- [The problem] Collect every line in the records below that contains the word "interface".

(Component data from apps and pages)
╔══

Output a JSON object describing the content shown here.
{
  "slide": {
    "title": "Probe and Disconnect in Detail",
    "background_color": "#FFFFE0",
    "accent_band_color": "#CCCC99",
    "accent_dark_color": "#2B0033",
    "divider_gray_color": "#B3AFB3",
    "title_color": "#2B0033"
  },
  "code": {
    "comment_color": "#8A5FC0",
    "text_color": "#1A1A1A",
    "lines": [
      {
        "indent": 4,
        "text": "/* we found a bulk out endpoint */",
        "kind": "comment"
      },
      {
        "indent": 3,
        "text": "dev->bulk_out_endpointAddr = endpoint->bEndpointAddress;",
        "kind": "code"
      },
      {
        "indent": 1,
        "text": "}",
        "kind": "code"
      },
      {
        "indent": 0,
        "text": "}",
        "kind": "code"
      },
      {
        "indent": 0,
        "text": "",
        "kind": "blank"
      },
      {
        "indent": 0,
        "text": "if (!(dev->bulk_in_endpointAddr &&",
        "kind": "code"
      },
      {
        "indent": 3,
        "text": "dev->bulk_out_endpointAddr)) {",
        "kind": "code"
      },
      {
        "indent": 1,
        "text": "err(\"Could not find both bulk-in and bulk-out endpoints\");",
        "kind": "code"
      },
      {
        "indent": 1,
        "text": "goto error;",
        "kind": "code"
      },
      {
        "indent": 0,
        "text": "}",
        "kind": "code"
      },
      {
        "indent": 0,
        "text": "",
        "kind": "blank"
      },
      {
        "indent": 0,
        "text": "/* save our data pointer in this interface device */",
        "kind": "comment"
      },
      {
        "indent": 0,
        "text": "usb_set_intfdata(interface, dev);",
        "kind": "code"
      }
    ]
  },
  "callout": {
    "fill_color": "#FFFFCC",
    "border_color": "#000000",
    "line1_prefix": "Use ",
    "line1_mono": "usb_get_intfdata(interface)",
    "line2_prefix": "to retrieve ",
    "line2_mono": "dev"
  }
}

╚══

- [Result below]
        "text": "/* save our data pointer in this interface device */",
        "text": "usb_set_intfdata(interface, dev);",
    "line1_mono": "usb_get_intfdata(interface)",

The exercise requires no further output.